#### [WORK REQUEST]
Some lines in the entries contain the word "Сумма". Copy all of them.

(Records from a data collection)
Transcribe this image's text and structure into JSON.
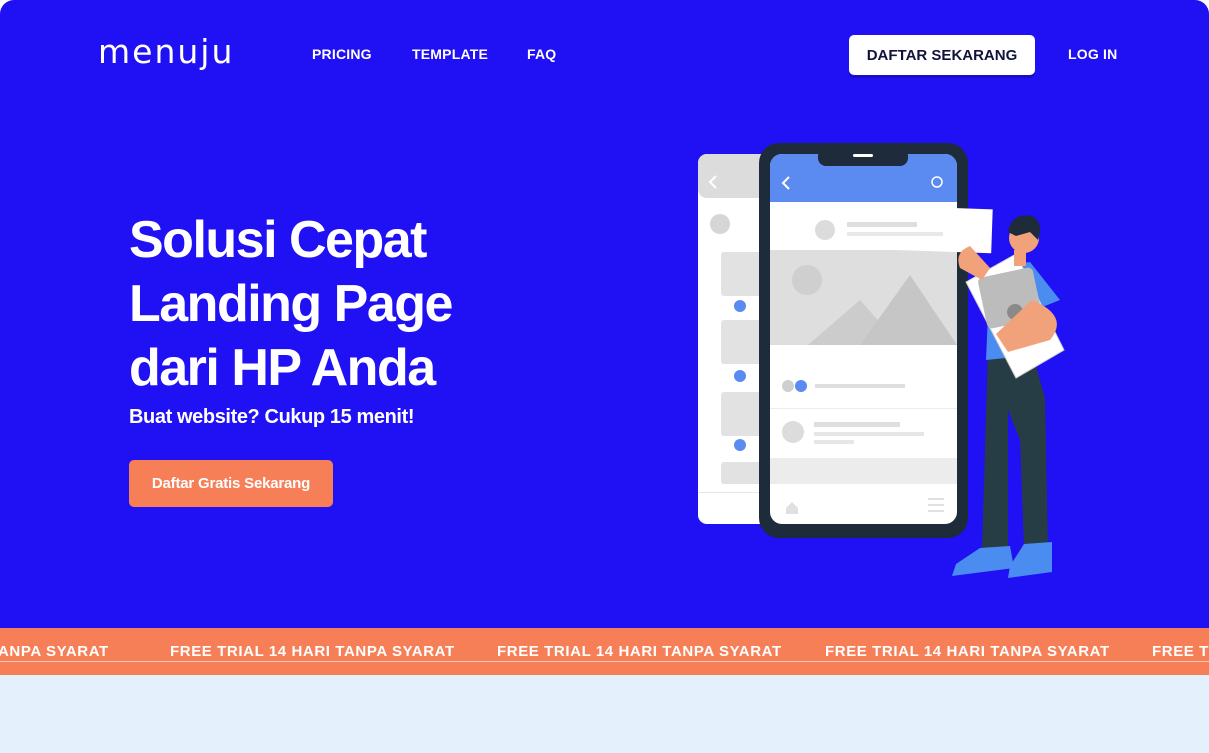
{
  "brand": {
    "logo": "menuju"
  },
  "nav": {
    "links": [
      "PRICING",
      "TEMPLATE",
      "FAQ"
    ],
    "signup_label": "DAFTAR SEKARANG",
    "login_label": "LOG IN"
  },
  "hero": {
    "headline_lines": [
      "Solusi Cepat",
      "Landing Page",
      "dari HP Anda"
    ],
    "subheadline": "Buat website? Cukup 15 menit!",
    "cta_label": "Daftar Gratis Sekarang",
    "illustration": "person-holding-phone-mockup-illustration"
  },
  "ticker": {
    "items": [
      "ANPA SYARAT",
      "FREE TRIAL 14 HARI TANPA SYARAT",
      "FREE TRIAL 14 HARI TANPA SYARAT",
      "FREE TRIAL 14 HARI TANPA SYARAT",
      "FREE TR"
    ]
  },
  "colors": {
    "hero_bg": "#2010f4",
    "accent_orange": "#f77f57",
    "section_bg": "#e4f1fc",
    "white": "#ffffff"
  }
}
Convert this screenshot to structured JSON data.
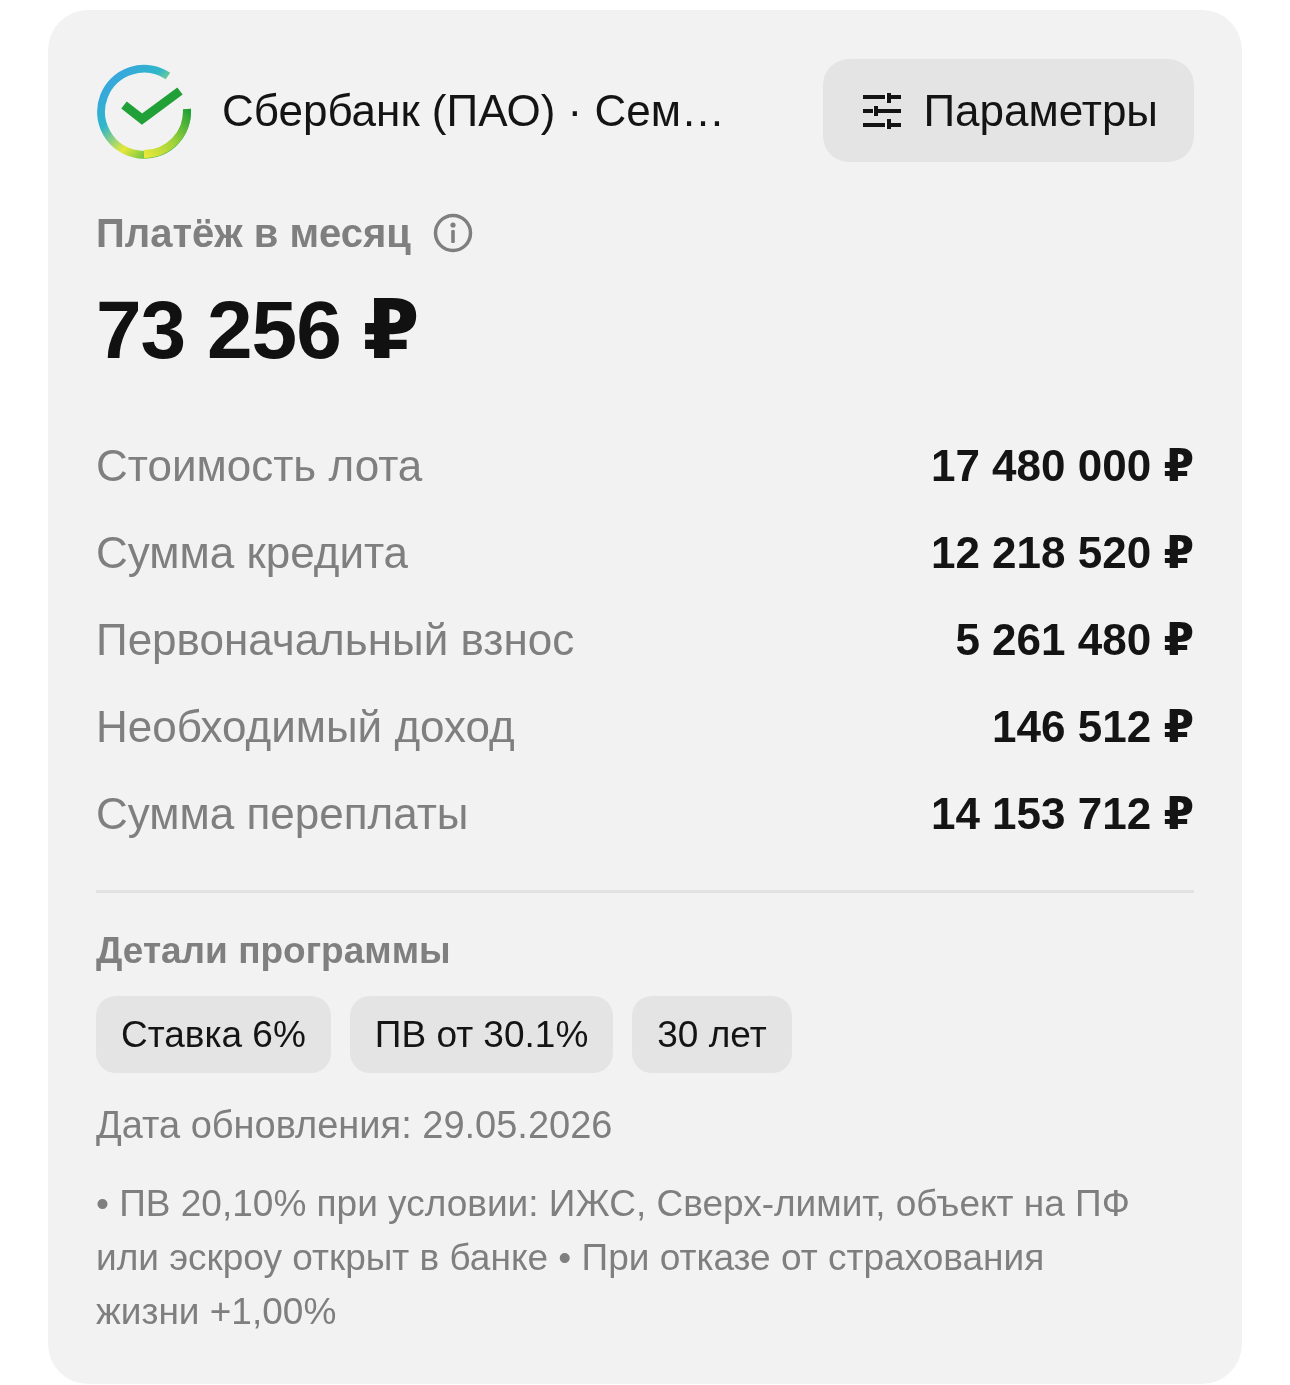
{
  "header": {
    "bank_name": "Сбербанк (ПАО) · Сем…",
    "params_button": "Параметры"
  },
  "payment": {
    "label": "Платёж в месяц",
    "amount": "73 256 ₽"
  },
  "summary": [
    {
      "label": "Стоимость лота",
      "value": "17 480 000 ₽"
    },
    {
      "label": "Сумма кредита",
      "value": "12 218 520 ₽"
    },
    {
      "label": "Первоначальный взнос",
      "value": "5 261 480 ₽"
    },
    {
      "label": "Необходимый доход",
      "value": "146 512 ₽"
    },
    {
      "label": "Сумма переплаты",
      "value": "14 153 712 ₽"
    }
  ],
  "program": {
    "title": "Детали программы",
    "tags": [
      "Ставка 6%",
      "ПВ от 30.1%",
      "30 лет"
    ],
    "updated": "Дата обновления: 29.05.2026",
    "note": "• ПВ 20,10% при условии: ИЖС, Сверх-лимит, объект на ПФ или эскроу открыт в банке • При отказе от страхования жизни +1,00%"
  }
}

#### [TASK OUTPUT]
      "label": "Сумма кредита",
      "label": "Сумма переплаты",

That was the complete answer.